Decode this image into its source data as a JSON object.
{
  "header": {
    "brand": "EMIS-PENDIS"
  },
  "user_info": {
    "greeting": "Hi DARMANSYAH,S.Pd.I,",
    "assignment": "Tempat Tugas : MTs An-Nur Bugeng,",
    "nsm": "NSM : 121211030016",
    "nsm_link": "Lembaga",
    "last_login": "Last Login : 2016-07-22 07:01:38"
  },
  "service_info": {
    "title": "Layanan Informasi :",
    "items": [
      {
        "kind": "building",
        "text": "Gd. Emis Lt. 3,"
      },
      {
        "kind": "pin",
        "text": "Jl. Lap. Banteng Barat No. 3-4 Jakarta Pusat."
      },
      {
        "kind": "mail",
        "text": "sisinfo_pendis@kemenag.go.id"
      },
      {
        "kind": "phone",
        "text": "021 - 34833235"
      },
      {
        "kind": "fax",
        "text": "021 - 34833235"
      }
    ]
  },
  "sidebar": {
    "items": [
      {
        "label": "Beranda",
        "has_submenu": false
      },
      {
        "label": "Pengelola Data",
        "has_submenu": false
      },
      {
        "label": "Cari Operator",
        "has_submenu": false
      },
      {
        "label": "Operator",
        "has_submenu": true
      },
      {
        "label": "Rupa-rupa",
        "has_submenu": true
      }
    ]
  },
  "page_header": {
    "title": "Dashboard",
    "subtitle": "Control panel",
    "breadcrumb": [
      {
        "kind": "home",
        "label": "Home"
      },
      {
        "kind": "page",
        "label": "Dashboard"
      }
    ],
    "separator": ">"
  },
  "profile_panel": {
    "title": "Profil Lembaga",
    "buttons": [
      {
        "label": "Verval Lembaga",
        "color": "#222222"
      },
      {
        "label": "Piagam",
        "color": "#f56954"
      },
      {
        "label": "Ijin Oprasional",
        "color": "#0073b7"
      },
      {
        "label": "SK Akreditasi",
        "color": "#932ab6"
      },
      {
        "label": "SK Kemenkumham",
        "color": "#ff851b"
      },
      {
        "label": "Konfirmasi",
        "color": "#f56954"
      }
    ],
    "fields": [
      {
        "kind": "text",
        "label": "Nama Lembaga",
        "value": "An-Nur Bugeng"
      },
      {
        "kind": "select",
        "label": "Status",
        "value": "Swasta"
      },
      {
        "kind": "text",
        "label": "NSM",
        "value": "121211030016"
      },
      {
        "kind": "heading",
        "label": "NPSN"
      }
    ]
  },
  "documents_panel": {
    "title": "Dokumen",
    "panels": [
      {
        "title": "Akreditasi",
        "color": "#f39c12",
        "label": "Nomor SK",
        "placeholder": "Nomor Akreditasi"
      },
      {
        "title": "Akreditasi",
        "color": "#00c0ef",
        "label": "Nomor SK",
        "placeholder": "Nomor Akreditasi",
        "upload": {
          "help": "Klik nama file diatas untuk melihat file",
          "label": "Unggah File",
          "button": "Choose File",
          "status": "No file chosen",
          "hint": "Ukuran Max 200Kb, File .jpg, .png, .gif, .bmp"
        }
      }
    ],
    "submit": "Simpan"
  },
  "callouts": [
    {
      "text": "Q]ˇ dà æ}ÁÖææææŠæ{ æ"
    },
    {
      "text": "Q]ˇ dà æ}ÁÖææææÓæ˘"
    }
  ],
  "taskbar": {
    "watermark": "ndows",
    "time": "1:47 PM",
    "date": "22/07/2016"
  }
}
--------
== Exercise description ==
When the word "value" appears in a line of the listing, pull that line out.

== Task result ==
        "value": "An-Nur Bugeng"
        "value": "Swasta"
        "value": "121211030016"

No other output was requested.